Chung repeated his reasons for granting the city’s and GGFA’s motion, writing that First Alarm could not have foreseen the mass shooting.
The court is expected to issue its final ruling within the next few weeks, at which time Randall Scarlett of Scarlett Law Group, representing the victims, plans to appeal.
“His opinion should shock all Californians,” Scarlett said of Chung’s ruling. “This sets a precedent that any organizer of a large-scale event in California cannot be held liable for damages related to a shooting unless they had a shooting already. In order to hold them responsible, they had to have had gun violence at their event earlier in order to take protective measures.”
Scarlett said witness statements revealed that Legan was spotted at the festival on the Friday before the shooting, “obviously looking for weak spots.” While it is unknown if he was there on Saturday, Legan was reportedly identified by one of his former teachers walking the festival grounds about 15 minutes before the shooting on Sunday, wearing long sleeves and pants during the hot weather and acting “not normal,” Scarlett noted.
Officials also knew about the broken fence on Friday that Legan reportedly entered through near Uvas Creek two days later, according to Scarlett, and someone had put zip ties to keep it shut. But nobody wanted to take responsibility to fix it, he added.
Scarlett said that once the appeal is filed, he expects the appellate court to “handle it promptly” and determine the decision was made in error.
“Why even have a fence? Why even have wanding? Why do any of that if they can’t be held responsible?” he said. “The judge took the case away from a Santa Clara County jury. I would rather have a jury of my peers tell us what kind of security these organizers should utilize at their events rather than have a judge make that call solely.”
Scarlett added that the victims are not asking for a dollar amount to come from the lawsuit. But they are still grieving and suffering from post-traumatic stress disorder as well as costly surgeries, he noted, saying that Towner’s medical bills alone in 2022 were nearly $2 million.
Upon hearing the news of the summary judgment, Gilroy City Administrator Jimmy Forbis stated, “We respect the court’s decision to grant the city’s motion for summary judgment. This ruling confirms what the city has felt all along that it held no responsibility for the actions of the shooter. This judgement is an important step for the city at large and our organization to continue to mourn and heal.”
Mayor Marie Blankley reflected, “While we are grateful to put this lawsuit behind us, we remain profoundly empathetic towards all individuals and families impacted by the Gilroy Garlic Festival Incident and this longtime impending case. We recognize the emotional and personal complexities involved and remain committed to our values of compassion, respect, and genuine concern for all.”

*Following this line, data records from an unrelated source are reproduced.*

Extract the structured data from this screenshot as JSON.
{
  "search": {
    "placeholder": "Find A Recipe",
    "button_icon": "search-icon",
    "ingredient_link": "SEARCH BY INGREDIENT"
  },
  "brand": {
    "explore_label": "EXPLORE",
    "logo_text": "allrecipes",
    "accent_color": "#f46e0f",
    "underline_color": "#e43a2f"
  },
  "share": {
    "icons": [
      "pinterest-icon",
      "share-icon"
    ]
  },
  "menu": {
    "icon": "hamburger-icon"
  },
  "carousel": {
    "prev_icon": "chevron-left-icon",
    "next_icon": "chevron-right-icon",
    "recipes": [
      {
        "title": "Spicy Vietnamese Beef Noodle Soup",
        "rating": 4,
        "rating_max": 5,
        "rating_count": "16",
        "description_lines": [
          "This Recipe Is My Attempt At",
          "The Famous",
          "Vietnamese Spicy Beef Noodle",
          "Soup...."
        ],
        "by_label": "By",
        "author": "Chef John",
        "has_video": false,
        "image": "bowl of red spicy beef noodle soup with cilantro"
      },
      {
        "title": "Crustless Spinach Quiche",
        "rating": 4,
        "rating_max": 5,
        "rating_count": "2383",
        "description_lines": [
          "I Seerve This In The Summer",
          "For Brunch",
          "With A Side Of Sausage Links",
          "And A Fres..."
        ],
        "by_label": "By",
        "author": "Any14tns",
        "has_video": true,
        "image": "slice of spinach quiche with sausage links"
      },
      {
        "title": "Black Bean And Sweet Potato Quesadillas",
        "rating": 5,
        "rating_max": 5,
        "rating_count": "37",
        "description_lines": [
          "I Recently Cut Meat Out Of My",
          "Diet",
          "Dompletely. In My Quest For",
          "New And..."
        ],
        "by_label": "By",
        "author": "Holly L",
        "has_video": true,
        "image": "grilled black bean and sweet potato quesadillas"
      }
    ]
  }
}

The Gilroy Garlic Festival Association declined to comment, citing advice from its attorney.
City of Gilroy spokesperson Rachelle Bedell said there are no other cases pending against the city. She declined to comment on the Nov. 14 decision, saying the city would provide a statement once the motion to dismiss is official.
Scarlett is also the lead attorney for another case against all the same defendants except the city. That case, “Tamara Williams vs. Gilroy Garlic Festival Association, Inc. et al,” filed in January 2022, continues to wind through the court, with a case management conference scheduled for March 2024.
Erik Chalhoub is editor of the Gilroy Dispatch.